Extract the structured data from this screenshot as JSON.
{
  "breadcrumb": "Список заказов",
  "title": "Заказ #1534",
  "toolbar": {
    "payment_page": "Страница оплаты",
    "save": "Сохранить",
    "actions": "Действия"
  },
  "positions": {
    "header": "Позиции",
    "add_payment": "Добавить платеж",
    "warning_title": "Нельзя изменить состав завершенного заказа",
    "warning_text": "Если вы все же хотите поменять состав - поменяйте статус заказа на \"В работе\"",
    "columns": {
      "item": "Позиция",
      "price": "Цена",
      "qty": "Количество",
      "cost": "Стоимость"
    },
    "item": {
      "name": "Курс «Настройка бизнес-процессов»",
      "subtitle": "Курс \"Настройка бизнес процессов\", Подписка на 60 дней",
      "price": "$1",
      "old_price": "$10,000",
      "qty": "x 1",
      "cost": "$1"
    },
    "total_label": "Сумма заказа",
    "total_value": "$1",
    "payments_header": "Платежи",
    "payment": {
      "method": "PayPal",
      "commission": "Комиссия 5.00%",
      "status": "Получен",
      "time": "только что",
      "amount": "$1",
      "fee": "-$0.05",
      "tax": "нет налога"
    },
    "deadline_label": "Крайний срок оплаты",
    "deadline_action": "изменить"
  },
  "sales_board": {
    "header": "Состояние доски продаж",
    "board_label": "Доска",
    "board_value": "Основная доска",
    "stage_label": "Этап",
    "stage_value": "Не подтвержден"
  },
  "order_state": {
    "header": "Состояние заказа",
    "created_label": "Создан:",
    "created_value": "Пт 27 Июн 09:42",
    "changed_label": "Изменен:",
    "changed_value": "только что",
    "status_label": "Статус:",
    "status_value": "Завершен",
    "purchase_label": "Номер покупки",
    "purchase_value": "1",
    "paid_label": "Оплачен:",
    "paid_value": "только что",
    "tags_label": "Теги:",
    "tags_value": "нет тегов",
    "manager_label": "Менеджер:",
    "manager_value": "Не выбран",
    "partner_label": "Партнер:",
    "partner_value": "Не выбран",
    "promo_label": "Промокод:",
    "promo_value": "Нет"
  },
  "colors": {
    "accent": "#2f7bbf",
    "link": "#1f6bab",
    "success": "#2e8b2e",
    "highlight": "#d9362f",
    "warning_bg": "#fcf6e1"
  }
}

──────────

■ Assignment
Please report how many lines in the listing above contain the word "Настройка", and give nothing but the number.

■ Response to the exercise
2